Yuvraj also scored the fastest 50 runs off 12 balls compared to the international record of 20 balls in the thousands of matches played till now.
The intensity of the new game will ensure that Yuvraj’s feat, considered near impossible till very recently, will be replicated and possibly improved in the future, given the number of sixes that have rained in the tournament.
Each game averaged 8-10 sixes compared to 3-4 in the most exciting one-day tournament.
Fans have loved it so that observers now say that 20-20 cricket would end up replacing the one day format, though the longest test matches should survive, given the millions of purist followers of the game.
Though cricket is played and followed in Australia, South Africa, New Zealand, Sri Lanka, West Indies, England, it is the zealous Indian following and consequent multinational sponsorships given the big market and reach that has sustained the economics of the game.
Cricket is about the only sport that India has managed to perform consistently at the world stage.
Thus the expectations of fans, across social, caste and religions, borders on the frenzied with cricketers routinely raised to the level of demigods or pilloried after almost every match, depending on the result.
Cricketers and film stars are by far the most adored celebrities in India, minting millions as brand ambassadors of sundry products
Cricketers from diverse backgrounds, also reflect the myriad and often complex structures. Captain M S Dhoni grew up in small town Ranchi, while another hero Iran Pathan studied at a madrassa.
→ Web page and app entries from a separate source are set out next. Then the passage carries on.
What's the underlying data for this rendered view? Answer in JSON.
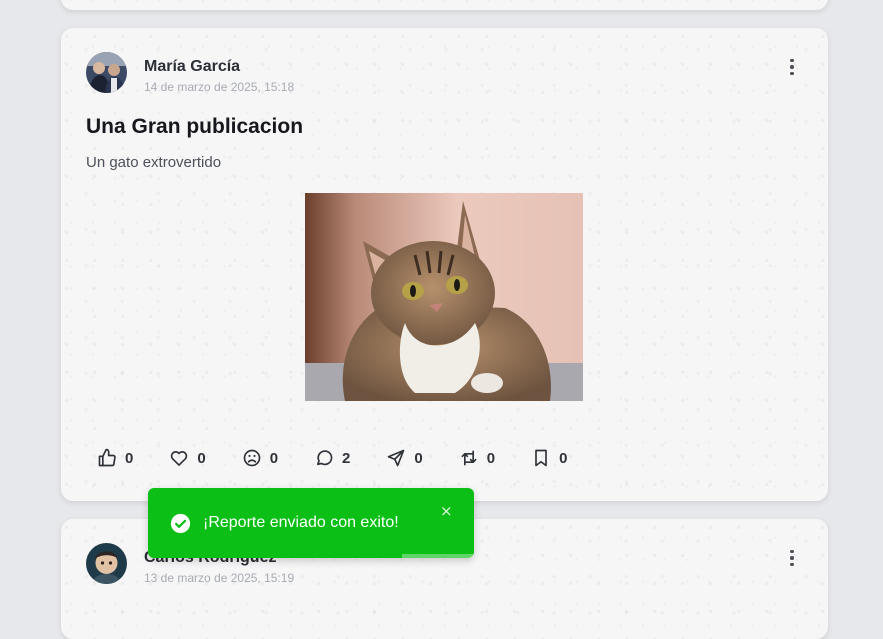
{
  "feed": {
    "posts": [
      {
        "author": "María García",
        "timestamp": "14 de marzo de 2025, 15:18",
        "title": "Una Gran publicacion",
        "body": "Un gato extrovertido",
        "image_alt": "tabby cat photo",
        "actions": [
          {
            "name": "like",
            "icon": "thumbs-up-icon",
            "count": "0"
          },
          {
            "name": "love",
            "icon": "heart-icon",
            "count": "0"
          },
          {
            "name": "sad",
            "icon": "sad-face-icon",
            "count": "0"
          },
          {
            "name": "comment",
            "icon": "comment-icon",
            "count": "2"
          },
          {
            "name": "share",
            "icon": "send-icon",
            "count": "0"
          },
          {
            "name": "repost",
            "icon": "repost-icon",
            "count": "0"
          },
          {
            "name": "save",
            "icon": "bookmark-icon",
            "count": "0"
          }
        ]
      },
      {
        "author": "Carlos Rodríguez",
        "timestamp": "13 de marzo de 2025, 15:19"
      }
    ]
  },
  "toast": {
    "message": "¡Reporte enviado con exito!",
    "close": "×",
    "icon": "check-circle-icon",
    "color": "#0bbf16"
  }
}
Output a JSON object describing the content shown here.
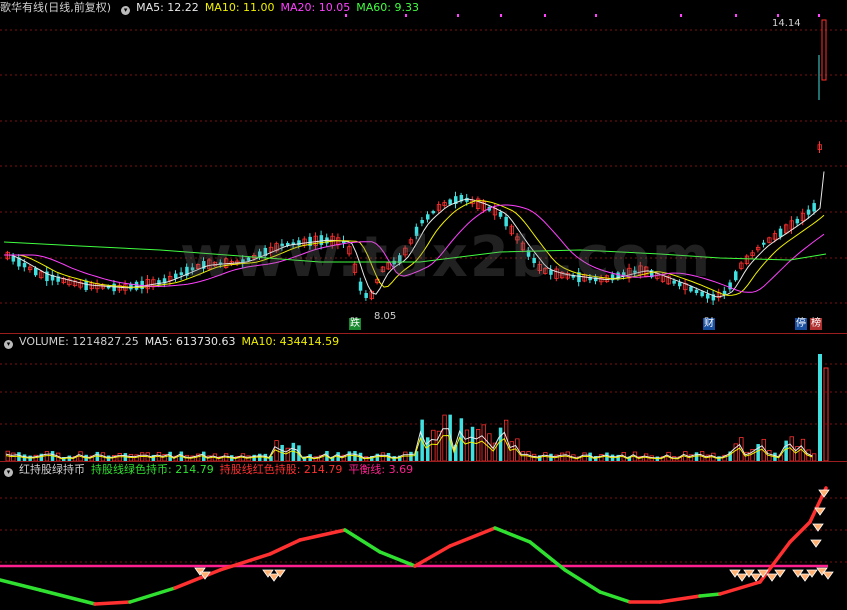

Indeed before 20-20-cricket, Bollywood, India’s huge film industry has been quick to catch the pulse of the new generation. A recent global survey voted Indian youth as the happiest given the high expectations, jobs, income and changing lifestyles.
Bollywood has churned out four super hits in the recent past, Lagaan, Rang de Basanti, Lage Raho Munnabhai and the latest Chak de India.
Each has showcased a never dying attitude, victory for the underdog and fighting against the odds. Lagaan was cleverly woven around a cricket match during India’s colonial past, with a team of peasants taking on the oppressors, the British rulers.
In the latest big hit Chak de India, super star Shahrukh Khan turns a band of rag-tag girls into a world-beating hockey team.
The girls end up beating the Australians in the world cup finals. Importantly, there is no Pakistan to drum up the obvious national fervor. The emphasis is on hard work, tactics and strategy to beat professional teams.
Shahrukh, incidentally, was present at the 20-20 final in Johannesburg, to cheer the Indian team.
Cricket and Bollywood often feed on each other, providing film directors, sponsors and advertisers a potent cocktail of themes or brand images woven around the two genres or stars
It was, thus fitting, that India won. But, tomorrow is another day and Indian cricketers know all too well that the fans are only going to expect more.
There is a dire need to promote other sports to levels of excellence in India so that new heroes emerge.
For now, though, India is very happy with its cricketers.